Finely executed map of the route from New York City to Lake Ontario, published for Christian Schultz's Travels on an Inland Voyage Through the States of New York, Pennsylvania, Virginia, Ohio, Kentucky and Tennessee, and through the territories of Indiana, Louisiana, Mississippi, and New-Orleans; performed in the years 1807 and 1808.
Engraved by Peter Maverick, this is one of the earliest maps of the Mohawk River, published in America.
The map tracks the water course from New York City and the Hudson River to Lake Ontario, via the Hudson River and Mohawk River, the one to the Ohio River, via Fort Erie and the Allegheny river.
Schultz's work is one of the earliest works to give a detailed account of travel and the actual risks and dangers encountered in the western country. Schultz crossed upstate New York and western Pennsylvania, then went down the Ohio and Mississippi rivers to New Orleans, traveling inland along the way.

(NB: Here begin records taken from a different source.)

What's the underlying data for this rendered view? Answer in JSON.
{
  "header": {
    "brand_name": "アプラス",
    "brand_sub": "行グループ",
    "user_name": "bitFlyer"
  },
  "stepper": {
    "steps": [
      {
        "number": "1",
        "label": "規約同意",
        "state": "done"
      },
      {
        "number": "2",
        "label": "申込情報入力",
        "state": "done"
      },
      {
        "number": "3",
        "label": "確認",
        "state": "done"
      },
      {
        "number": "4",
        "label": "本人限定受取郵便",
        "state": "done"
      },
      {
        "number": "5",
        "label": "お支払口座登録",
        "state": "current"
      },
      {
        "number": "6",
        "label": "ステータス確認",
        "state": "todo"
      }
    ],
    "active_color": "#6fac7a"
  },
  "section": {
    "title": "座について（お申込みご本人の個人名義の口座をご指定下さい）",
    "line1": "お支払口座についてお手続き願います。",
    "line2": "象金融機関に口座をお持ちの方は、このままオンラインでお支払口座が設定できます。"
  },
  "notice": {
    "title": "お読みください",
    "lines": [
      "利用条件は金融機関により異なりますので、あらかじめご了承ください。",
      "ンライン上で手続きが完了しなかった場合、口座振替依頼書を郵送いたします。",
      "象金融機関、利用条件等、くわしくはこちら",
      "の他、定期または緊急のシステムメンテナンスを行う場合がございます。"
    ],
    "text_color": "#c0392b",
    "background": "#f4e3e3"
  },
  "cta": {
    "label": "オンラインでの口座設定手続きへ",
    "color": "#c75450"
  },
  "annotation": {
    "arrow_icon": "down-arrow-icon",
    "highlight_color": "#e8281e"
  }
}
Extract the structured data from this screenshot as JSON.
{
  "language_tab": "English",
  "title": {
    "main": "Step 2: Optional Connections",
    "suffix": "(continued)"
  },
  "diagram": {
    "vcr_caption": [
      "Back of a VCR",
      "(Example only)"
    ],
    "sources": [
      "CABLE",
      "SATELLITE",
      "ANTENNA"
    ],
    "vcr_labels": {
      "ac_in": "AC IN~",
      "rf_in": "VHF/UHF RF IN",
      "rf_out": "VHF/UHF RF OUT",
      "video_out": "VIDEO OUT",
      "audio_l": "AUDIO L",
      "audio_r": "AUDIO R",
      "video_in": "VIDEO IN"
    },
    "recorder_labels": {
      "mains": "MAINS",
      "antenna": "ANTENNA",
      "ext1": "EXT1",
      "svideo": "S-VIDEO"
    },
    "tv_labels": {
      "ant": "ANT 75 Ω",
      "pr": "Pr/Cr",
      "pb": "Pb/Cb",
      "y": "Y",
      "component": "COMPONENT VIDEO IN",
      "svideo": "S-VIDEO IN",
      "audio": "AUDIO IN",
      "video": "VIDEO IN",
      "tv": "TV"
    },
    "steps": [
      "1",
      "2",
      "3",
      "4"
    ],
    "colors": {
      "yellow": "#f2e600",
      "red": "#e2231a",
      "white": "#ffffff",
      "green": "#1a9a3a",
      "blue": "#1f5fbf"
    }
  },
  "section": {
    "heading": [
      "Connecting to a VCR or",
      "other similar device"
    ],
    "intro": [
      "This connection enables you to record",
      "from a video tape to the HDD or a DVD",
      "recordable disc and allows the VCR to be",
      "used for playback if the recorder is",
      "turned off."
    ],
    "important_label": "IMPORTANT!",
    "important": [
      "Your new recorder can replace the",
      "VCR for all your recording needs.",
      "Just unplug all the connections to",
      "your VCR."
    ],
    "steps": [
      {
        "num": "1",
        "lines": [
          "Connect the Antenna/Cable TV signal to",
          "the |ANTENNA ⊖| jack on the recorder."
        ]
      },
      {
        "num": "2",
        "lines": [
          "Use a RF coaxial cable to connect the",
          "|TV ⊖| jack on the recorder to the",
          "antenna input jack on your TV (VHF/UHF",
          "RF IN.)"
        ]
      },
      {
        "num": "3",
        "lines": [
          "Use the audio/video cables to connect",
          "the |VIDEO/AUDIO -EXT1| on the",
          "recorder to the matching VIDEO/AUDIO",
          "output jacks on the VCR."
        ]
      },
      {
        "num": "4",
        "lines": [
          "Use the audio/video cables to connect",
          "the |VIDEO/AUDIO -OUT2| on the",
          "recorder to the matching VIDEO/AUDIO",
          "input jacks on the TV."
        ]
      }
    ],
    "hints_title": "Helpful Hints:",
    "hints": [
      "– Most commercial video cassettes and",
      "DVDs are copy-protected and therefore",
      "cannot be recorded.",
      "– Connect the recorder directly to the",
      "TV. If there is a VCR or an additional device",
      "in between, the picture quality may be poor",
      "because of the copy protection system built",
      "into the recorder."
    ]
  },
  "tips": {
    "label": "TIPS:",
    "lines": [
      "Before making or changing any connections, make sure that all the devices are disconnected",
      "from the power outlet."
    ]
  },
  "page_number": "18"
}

In 1780 during the Revolutionary War, Brigadier General George Rogers Clark established Fort Jefferson on a hill overlooking the Mississippi River, at the confluence of the Ohio River. The fort was intended to protect what was then the western boundary of the infant United States, from raids by the British Army and Native Americans. It was abandoned in 1781 after a siege by the Chickasaw.
After Clark's victories at Kaskaskia, Cahokia and Vincennes, America controlled the Illinois Country. Soon after these victories, Clark's reputation grew and he became famous. He returned to his base fort on Corn Island, at the Falls of the Ohio, near present-day Louisville, Kentucky. There he received orders from Jefferson to begin making plans to build a new fort at the confluence of the Ohio and Mississippi Rivers.
Clark chose a spot five miles below the mouth of the Ohio River on Chickasaw Indian land, near present-day Wickliffe, Kentucky, for the new Fort Jefferson. The site was 200 feet above the river in Kentucky Territory and offered a commanding view of both rivers. Clark's plan was to keep at least 200 soldiers at Fort Jefferson and another 100 settlers would receive a grant of 400 acres of land around the fort in exchange for growing the food necessary to sustain it. It would be the base where American Regulars would begin their missions against the British Western Army.